↓↓↓
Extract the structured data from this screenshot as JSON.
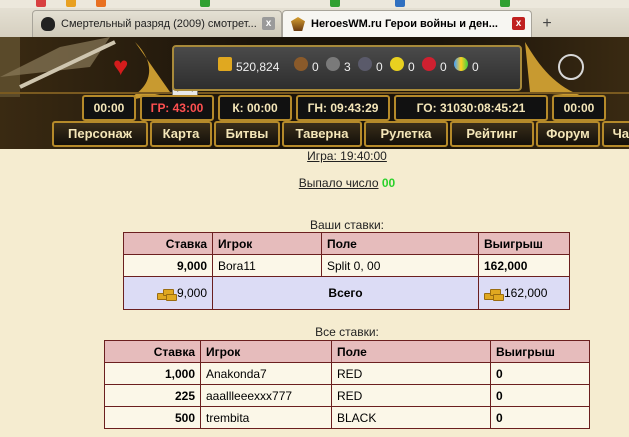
{
  "browser": {
    "tabs": [
      {
        "title": "Смертельный разряд (2009) смотрет...",
        "active": false
      },
      {
        "title": "HeroesWM.ru Герои войны и ден...",
        "active": true
      }
    ],
    "new_tab_glyph": "+",
    "close_glyph": "x"
  },
  "resources": {
    "gold": "520,824",
    "wood": "0",
    "ore": "3",
    "mercury": "0",
    "sulfur": "0",
    "crystals": "0",
    "gems": "0"
  },
  "timers": {
    "t1": "00:00",
    "hp": "ГР: 43:00",
    "k": "К: 00:00",
    "gn": "ГН: 09:43:29",
    "go": "ГО: 31030:08:45:21",
    "t2": "00:00"
  },
  "nav": [
    "Персонаж",
    "Карта",
    "Битвы",
    "Таверна",
    "Рулетка",
    "Рейтинг",
    "Форум",
    "Чат"
  ],
  "game": {
    "time_label": "Игра: 19:40:00",
    "result_label": "Выпало число",
    "result_number": "00"
  },
  "your_bets": {
    "caption": "Ваши ставки:",
    "headers": [
      "Ставка",
      "Игрок",
      "Поле",
      "Выигрыш"
    ],
    "rows": [
      {
        "bet": "9,000",
        "player": "Bora11",
        "field": "Split 0, 00",
        "win": "162,000"
      }
    ],
    "total": {
      "bet": "9,000",
      "label": "Всего",
      "win": "162,000"
    }
  },
  "all_bets": {
    "caption": "Все ставки:",
    "headers": [
      "Ставка",
      "Игрок",
      "Поле",
      "Выигрыш"
    ],
    "rows": [
      {
        "bet": "1,000",
        "player": "Anakonda7",
        "field": "RED",
        "win": "0"
      },
      {
        "bet": "225",
        "player": "aaallleeexxx777",
        "field": "RED",
        "win": "0"
      },
      {
        "bet": "500",
        "player": "trembita",
        "field": "BLACK",
        "win": "0"
      }
    ]
  },
  "colors": {
    "header_border": "#b58a2a",
    "table_header": "#e6bcbc",
    "total_row": "#dcdcf5",
    "result_number": "#2bd12b"
  }
}
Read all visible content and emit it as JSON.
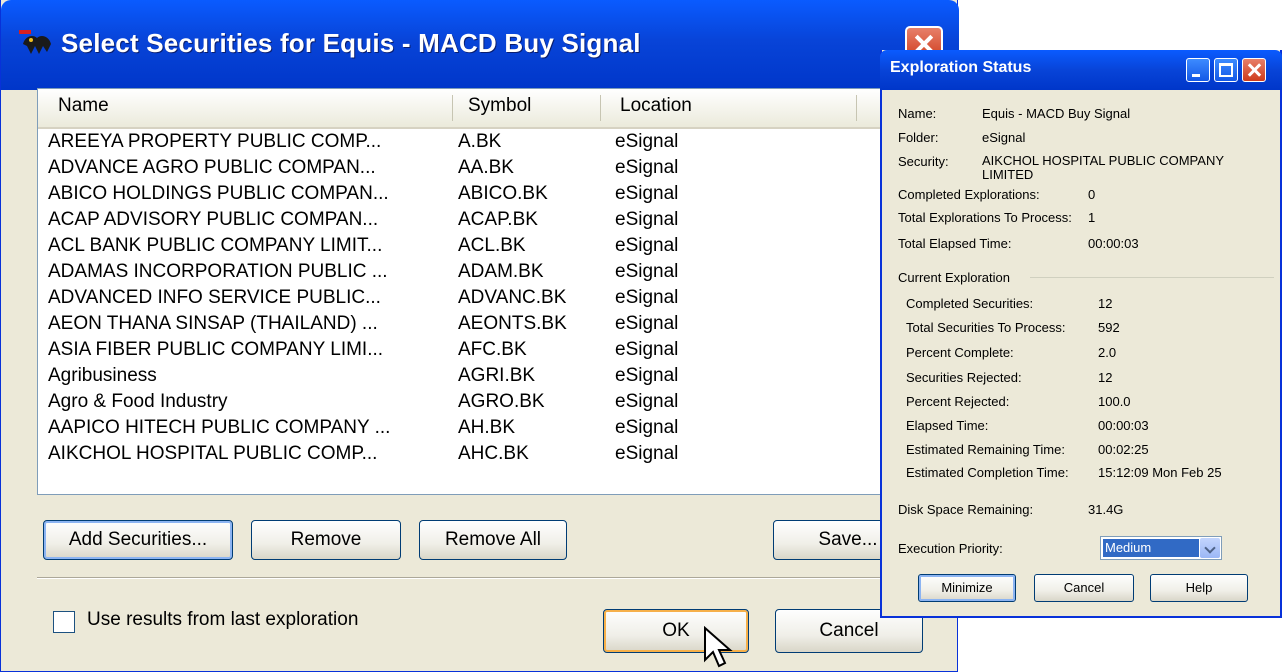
{
  "main_dialog": {
    "title": "Select Securities for Equis - MACD Buy Signal",
    "columns": [
      "Name",
      "Symbol",
      "Location"
    ],
    "rows": [
      {
        "name": "AREEYA PROPERTY PUBLIC COMP...",
        "symbol": "A.BK",
        "location": "eSignal"
      },
      {
        "name": "ADVANCE AGRO PUBLIC COMPAN...",
        "symbol": "AA.BK",
        "location": "eSignal"
      },
      {
        "name": "ABICO HOLDINGS PUBLIC COMPAN...",
        "symbol": "ABICO.BK",
        "location": "eSignal"
      },
      {
        "name": "ACAP ADVISORY PUBLIC COMPAN...",
        "symbol": "ACAP.BK",
        "location": "eSignal"
      },
      {
        "name": "ACL BANK PUBLIC COMPANY LIMIT...",
        "symbol": "ACL.BK",
        "location": "eSignal"
      },
      {
        "name": "ADAMAS INCORPORATION PUBLIC ...",
        "symbol": "ADAM.BK",
        "location": "eSignal"
      },
      {
        "name": "ADVANCED INFO SERVICE PUBLIC...",
        "symbol": "ADVANC.BK",
        "location": "eSignal"
      },
      {
        "name": "AEON THANA SINSAP (THAILAND) ...",
        "symbol": "AEONTS.BK",
        "location": "eSignal"
      },
      {
        "name": "ASIA FIBER PUBLIC COMPANY LIMI...",
        "symbol": "AFC.BK",
        "location": "eSignal"
      },
      {
        "name": "Agribusiness",
        "symbol": "AGRI.BK",
        "location": "eSignal"
      },
      {
        "name": "Agro & Food Industry",
        "symbol": "AGRO.BK",
        "location": "eSignal"
      },
      {
        "name": "AAPICO HITECH PUBLIC COMPANY ...",
        "symbol": "AH.BK",
        "location": "eSignal"
      },
      {
        "name": "AIKCHOL HOSPITAL PUBLIC COMP...",
        "symbol": "AHC.BK",
        "location": "eSignal"
      }
    ],
    "buttons": {
      "add_securities": "Add Securities...",
      "remove": "Remove",
      "remove_all": "Remove All",
      "save": "Save...",
      "ok": "OK",
      "cancel": "Cancel"
    },
    "use_results_label": "Use results from last exploration",
    "use_results_checked": false
  },
  "status_window": {
    "title": "Exploration Status",
    "name_label": "Name:",
    "name_value": "Equis - MACD Buy Signal",
    "folder_label": "Folder:",
    "folder_value": "eSignal",
    "security_label": "Security:",
    "security_value": "AIKCHOL HOSPITAL PUBLIC COMPANY LIMITED",
    "completed_explorations_label": "Completed Explorations:",
    "completed_explorations_value": "0",
    "total_explorations_label": "Total Explorations To Process:",
    "total_explorations_value": "1",
    "total_elapsed_label": "Total Elapsed Time:",
    "total_elapsed_value": "00:00:03",
    "current_group_label": "Current Exploration",
    "current": [
      {
        "label": "Completed Securities:",
        "value": "12"
      },
      {
        "label": "Total Securities To Process:",
        "value": "592"
      },
      {
        "label": "Percent Complete:",
        "value": "2.0"
      },
      {
        "label": "Securities Rejected:",
        "value": "12"
      },
      {
        "label": "Percent Rejected:",
        "value": "100.0"
      },
      {
        "label": "Elapsed Time:",
        "value": "00:00:03"
      },
      {
        "label": "Estimated Remaining Time:",
        "value": "00:02:25"
      },
      {
        "label": "Estimated Completion Time:",
        "value": "15:12:09 Mon Feb 25"
      }
    ],
    "disk_label": "Disk Space Remaining:",
    "disk_value": "31.4G",
    "priority_label": "Execution Priority:",
    "priority_value": "Medium",
    "buttons": {
      "minimize": "Minimize",
      "cancel": "Cancel",
      "help": "Help"
    }
  }
}
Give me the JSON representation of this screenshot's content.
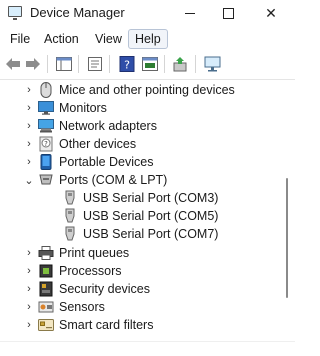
{
  "window": {
    "title": "Device Manager"
  },
  "menu": {
    "file": "File",
    "action": "Action",
    "view": "View",
    "help": "Help"
  },
  "tree": {
    "items": [
      {
        "label": "Mice and other pointing devices",
        "expanded": false,
        "icon": "mouse-icon"
      },
      {
        "label": "Monitors",
        "expanded": false,
        "icon": "monitor-icon"
      },
      {
        "label": "Network adapters",
        "expanded": false,
        "icon": "network-adapter-icon"
      },
      {
        "label": "Other devices",
        "expanded": false,
        "icon": "unknown-device-icon"
      },
      {
        "label": "Portable Devices",
        "expanded": false,
        "icon": "portable-device-icon"
      },
      {
        "label": "Ports (COM & LPT)",
        "expanded": true,
        "icon": "port-icon",
        "children": [
          {
            "label": "USB Serial Port (COM3)",
            "icon": "serial-port-icon"
          },
          {
            "label": "USB Serial Port (COM5)",
            "icon": "serial-port-icon"
          },
          {
            "label": "USB Serial Port (COM7)",
            "icon": "serial-port-icon"
          }
        ]
      },
      {
        "label": "Print queues",
        "expanded": false,
        "icon": "printer-icon"
      },
      {
        "label": "Processors",
        "expanded": false,
        "icon": "processor-icon"
      },
      {
        "label": "Security devices",
        "expanded": false,
        "icon": "security-device-icon"
      },
      {
        "label": "Sensors",
        "expanded": false,
        "icon": "sensor-icon"
      },
      {
        "label": "Smart card filters",
        "expanded": false,
        "icon": "smart-card-icon"
      }
    ]
  }
}
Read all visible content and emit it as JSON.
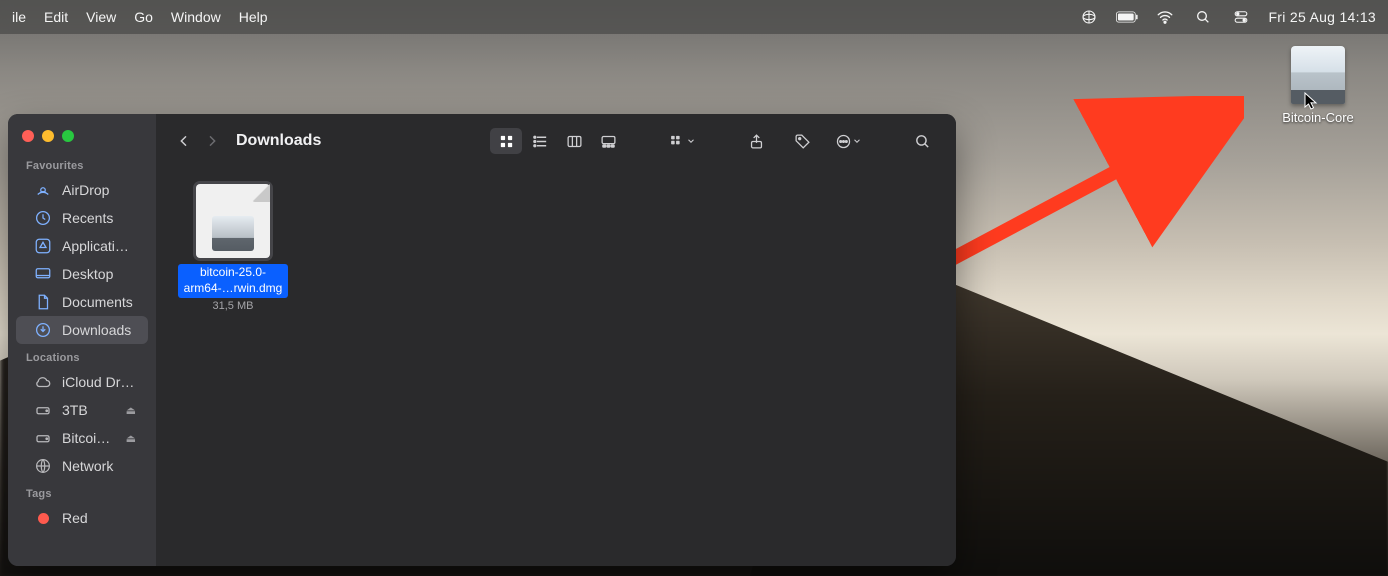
{
  "menubar": {
    "left_items": [
      "ile",
      "Edit",
      "View",
      "Go",
      "Window",
      "Help"
    ],
    "clock": "Fri 25 Aug  14:13"
  },
  "desktop": {
    "mounted_volume_name": "Bitcoin-Core"
  },
  "finder": {
    "title": "Downloads",
    "sidebar": {
      "sections": [
        {
          "heading": "Favourites",
          "items": [
            {
              "id": "airdrop",
              "label": "AirDrop",
              "icon": "airdrop",
              "selected": false
            },
            {
              "id": "recents",
              "label": "Recents",
              "icon": "clock",
              "selected": false
            },
            {
              "id": "applications",
              "label": "Applications",
              "icon": "apps",
              "selected": false
            },
            {
              "id": "desktop",
              "label": "Desktop",
              "icon": "desktop",
              "selected": false
            },
            {
              "id": "documents",
              "label": "Documents",
              "icon": "document",
              "selected": false
            },
            {
              "id": "downloads",
              "label": "Downloads",
              "icon": "download",
              "selected": true
            }
          ]
        },
        {
          "heading": "Locations",
          "items": [
            {
              "id": "icloud",
              "label": "iCloud Drive",
              "icon": "cloud",
              "selected": false
            },
            {
              "id": "3tb",
              "label": "3TB",
              "icon": "drive",
              "selected": false,
              "ejectable": true
            },
            {
              "id": "bitcoin",
              "label": "Bitcoin…",
              "icon": "drive",
              "selected": false,
              "ejectable": true
            },
            {
              "id": "network",
              "label": "Network",
              "icon": "network",
              "selected": false
            }
          ]
        },
        {
          "heading": "Tags",
          "items": [
            {
              "id": "red",
              "label": "Red",
              "icon": "tag-red",
              "selected": false
            }
          ]
        }
      ]
    },
    "files": [
      {
        "name": "bitcoin-25.0-arm64-…rwin.dmg",
        "size": "31,5 MB",
        "selected": true
      }
    ],
    "toolbar": {
      "view_mode": "icons"
    }
  }
}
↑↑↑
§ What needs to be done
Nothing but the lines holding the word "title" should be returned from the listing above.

§ Response to this exercise
        "title": "Смертельный разряд (2009) смотрет...",
        "title": "HeroesWM.ru Герои войны и ден...",
    "title": "Select Securities for Equis - MACD Buy Signal",
    "title": "Exploration Status",
    "title": "Device Manager"
    "title": "Downloads",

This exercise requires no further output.